Supplied data Start Marker

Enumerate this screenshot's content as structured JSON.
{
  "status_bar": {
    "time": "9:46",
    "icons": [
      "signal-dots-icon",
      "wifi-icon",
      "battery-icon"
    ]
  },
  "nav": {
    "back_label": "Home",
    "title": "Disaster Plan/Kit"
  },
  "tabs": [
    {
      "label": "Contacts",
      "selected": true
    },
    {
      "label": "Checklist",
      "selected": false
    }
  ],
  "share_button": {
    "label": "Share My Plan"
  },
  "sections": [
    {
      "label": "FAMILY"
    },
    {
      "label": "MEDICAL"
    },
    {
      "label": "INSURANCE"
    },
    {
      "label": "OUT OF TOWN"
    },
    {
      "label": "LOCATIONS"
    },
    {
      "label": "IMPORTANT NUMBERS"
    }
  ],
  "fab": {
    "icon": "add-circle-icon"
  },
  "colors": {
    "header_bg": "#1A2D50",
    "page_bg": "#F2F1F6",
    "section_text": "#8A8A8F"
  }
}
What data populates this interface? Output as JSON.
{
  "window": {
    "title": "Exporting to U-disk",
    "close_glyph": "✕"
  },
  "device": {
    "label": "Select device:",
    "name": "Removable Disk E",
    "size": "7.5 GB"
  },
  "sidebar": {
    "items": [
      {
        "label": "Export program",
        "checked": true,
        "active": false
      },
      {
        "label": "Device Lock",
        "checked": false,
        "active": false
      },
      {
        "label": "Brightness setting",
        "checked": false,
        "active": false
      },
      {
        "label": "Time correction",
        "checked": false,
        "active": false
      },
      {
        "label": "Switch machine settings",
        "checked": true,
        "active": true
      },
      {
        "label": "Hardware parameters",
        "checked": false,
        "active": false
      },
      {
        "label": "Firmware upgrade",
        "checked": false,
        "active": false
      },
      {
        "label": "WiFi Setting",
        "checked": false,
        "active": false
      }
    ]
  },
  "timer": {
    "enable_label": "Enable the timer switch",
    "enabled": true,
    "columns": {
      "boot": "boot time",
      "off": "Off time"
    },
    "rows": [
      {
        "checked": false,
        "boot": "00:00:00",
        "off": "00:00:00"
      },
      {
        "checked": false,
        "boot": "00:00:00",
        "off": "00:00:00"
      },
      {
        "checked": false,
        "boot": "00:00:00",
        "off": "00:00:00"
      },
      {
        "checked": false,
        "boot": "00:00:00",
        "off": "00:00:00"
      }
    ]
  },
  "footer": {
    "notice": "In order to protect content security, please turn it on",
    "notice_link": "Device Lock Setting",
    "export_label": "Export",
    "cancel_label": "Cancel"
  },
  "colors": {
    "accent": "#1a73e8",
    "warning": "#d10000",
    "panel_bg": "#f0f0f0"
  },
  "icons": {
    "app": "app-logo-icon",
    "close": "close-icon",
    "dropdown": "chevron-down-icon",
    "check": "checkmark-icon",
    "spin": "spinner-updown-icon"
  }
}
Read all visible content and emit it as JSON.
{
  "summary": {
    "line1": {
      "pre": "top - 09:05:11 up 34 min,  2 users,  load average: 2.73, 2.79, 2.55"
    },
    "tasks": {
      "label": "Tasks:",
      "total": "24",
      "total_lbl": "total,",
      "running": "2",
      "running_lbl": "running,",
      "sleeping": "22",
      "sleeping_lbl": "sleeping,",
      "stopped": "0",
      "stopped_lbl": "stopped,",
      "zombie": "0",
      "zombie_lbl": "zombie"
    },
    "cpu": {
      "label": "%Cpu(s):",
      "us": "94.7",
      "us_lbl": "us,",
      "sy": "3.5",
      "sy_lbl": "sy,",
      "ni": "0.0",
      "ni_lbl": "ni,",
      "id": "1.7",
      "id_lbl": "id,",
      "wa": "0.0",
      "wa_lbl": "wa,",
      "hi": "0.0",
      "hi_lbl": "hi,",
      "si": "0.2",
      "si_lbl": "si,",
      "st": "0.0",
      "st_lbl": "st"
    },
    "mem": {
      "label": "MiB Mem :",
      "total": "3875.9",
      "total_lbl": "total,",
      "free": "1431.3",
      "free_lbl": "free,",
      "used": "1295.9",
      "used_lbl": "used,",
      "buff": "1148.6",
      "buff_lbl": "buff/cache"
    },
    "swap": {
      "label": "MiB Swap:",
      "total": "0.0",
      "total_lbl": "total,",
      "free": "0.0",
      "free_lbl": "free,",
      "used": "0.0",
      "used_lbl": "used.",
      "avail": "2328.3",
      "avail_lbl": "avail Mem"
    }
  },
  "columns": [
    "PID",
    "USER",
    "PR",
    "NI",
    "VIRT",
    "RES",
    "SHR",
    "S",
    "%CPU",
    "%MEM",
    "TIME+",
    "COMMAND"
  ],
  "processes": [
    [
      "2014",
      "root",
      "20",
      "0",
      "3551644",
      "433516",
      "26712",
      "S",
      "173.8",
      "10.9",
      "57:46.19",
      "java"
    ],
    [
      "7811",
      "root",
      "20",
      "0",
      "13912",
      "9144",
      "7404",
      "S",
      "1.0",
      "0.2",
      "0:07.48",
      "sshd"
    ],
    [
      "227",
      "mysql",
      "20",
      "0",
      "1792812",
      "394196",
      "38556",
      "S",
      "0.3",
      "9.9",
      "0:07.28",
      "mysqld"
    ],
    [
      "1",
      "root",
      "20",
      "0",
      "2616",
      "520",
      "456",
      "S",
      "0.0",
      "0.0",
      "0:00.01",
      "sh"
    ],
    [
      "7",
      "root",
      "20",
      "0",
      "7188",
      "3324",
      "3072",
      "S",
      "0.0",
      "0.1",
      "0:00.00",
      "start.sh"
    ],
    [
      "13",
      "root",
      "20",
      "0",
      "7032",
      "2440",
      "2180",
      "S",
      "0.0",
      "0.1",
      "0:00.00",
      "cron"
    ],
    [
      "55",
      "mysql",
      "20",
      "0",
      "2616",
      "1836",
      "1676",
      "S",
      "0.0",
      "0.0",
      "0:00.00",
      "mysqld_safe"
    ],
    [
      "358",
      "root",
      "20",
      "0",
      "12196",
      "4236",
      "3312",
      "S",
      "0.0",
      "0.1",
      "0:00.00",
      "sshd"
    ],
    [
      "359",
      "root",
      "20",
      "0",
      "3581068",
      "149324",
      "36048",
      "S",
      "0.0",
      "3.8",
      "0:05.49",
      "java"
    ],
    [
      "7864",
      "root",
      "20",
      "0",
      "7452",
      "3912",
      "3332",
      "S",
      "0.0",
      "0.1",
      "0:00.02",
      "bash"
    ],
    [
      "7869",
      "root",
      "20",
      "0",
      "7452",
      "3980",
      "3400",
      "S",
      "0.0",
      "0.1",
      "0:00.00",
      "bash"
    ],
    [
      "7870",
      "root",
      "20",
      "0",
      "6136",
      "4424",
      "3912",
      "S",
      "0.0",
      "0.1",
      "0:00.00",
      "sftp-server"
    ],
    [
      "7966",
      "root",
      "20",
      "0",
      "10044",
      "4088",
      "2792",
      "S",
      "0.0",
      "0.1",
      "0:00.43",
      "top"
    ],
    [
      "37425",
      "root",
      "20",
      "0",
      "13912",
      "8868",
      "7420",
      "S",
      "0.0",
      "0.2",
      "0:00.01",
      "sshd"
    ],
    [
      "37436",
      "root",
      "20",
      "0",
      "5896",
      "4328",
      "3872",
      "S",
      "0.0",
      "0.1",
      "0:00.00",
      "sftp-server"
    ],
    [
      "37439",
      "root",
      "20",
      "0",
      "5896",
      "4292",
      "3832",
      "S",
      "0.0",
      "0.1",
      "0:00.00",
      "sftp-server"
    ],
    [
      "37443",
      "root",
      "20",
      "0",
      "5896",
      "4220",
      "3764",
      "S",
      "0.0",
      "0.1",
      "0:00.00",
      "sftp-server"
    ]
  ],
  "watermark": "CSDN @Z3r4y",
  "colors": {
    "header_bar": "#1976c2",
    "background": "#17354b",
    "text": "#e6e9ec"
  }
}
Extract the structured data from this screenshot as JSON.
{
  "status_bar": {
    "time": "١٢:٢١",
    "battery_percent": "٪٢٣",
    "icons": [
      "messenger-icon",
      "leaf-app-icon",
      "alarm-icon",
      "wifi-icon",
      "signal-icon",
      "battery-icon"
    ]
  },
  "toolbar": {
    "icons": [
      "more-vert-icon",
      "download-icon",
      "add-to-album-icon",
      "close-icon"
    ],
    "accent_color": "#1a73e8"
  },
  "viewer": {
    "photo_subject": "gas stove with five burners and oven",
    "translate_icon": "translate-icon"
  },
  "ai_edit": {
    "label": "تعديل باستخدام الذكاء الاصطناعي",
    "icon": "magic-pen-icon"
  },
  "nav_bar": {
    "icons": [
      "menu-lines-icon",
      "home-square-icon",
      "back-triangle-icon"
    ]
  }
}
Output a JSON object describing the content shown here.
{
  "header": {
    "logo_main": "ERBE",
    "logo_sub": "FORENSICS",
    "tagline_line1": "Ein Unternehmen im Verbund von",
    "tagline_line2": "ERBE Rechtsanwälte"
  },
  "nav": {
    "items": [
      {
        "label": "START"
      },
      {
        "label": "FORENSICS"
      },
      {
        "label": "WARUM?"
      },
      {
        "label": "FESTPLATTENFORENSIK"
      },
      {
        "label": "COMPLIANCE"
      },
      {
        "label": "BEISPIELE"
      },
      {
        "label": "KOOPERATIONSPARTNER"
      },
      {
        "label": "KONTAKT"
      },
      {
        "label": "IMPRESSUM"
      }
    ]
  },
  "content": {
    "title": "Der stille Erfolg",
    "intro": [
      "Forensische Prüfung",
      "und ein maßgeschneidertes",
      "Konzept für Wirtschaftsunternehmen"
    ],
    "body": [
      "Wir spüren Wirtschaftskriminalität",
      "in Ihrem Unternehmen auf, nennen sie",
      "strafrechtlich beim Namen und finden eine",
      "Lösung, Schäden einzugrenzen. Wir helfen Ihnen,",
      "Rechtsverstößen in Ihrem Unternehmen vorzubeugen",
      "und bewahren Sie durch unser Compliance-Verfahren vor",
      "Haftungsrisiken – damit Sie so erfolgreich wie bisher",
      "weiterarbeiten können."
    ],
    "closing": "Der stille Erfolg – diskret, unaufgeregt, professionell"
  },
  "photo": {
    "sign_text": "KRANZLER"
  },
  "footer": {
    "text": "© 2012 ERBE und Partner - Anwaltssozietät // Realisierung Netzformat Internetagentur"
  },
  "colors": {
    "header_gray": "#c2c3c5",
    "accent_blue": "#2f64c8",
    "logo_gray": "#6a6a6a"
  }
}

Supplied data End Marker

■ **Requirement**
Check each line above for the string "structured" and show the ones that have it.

■ **Task answer**
Enumerate this screenshot's content as structured JSON.
Extract the structured data from this screenshot as JSON.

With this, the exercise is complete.